Here’s a question I wouldn’t want to hear answered by someone else (i.e. someone who’s also invited to talk to students). The question itself may seem simple, but unless you’ve seen how the industry works as a whole, you’ll probably give a wrong answer.
The traditional answer I don’t want to hear is to give a suggested list of languages based on market demand.
Simply put, this is bullshit. This is the same sort of bullshit that pressures our youth to take nursing courses even though they’re just in it for the money, money that they probably won’t get due to the eventual over-supply of nurses.
So for the student’s question, I gave two answers:
Programming language and platform choice doesn’t matter, because for the most part it’s a business decision.
Yes, I’m talking about steaks and strippers. In a large company, you may be initially hired to work on a single language, but eventually there will be a time where the company will make a business decision to shift technologies, whether due to market pressure or due to a new client. If you focus too much on a language, you will not be prepared for the change and you may end up getting fired or demoted.
In smaller companies or in a freelance setting, language still doesn’t matter, though for another reason: the client will not care about the language as long as you deliver the product.
This leads to the other answer:
Focus on the fundamentals, not on the language/platform.
A common mistake among fresh grads is that they’re confident they know language A or platform B because they were able to make their school projects or theses while at the same time not having their fundamentals down pat. Not only does this make them inflexible in terms of learning new languages, it also makes their work brittle and sloppy.

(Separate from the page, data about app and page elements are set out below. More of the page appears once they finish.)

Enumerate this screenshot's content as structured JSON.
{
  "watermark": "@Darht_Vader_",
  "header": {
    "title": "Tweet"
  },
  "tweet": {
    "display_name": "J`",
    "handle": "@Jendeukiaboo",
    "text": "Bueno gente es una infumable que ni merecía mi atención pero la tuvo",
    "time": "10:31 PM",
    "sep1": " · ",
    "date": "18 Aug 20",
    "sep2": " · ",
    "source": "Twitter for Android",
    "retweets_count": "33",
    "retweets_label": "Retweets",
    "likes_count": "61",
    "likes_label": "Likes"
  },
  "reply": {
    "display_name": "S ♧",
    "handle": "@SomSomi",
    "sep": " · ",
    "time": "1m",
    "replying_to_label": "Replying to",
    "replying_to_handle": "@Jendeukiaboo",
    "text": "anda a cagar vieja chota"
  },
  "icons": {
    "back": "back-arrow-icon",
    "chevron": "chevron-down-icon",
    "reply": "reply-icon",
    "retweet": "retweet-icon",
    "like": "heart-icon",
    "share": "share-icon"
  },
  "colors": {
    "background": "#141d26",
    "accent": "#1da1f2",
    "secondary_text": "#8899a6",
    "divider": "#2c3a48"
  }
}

In other words, a student who has 4 years of school “experience” in Java is nothing compared to a developer who just had learned Java a month ago but has solid fundamentals in OOP.
You might say “Screw learning, I’m just in this for the money!”. But the fact is, there’s this thing called the Python Paradox: developers who are passionate enough to learn more than their peers often end up in higher-earning and less-stressful jobs.
Bottom line: There is no “best” language that you need to learn in order to earn a lot of money. However, if you have good fundamentals, learning the language and platform that the market needs will be much easier for you.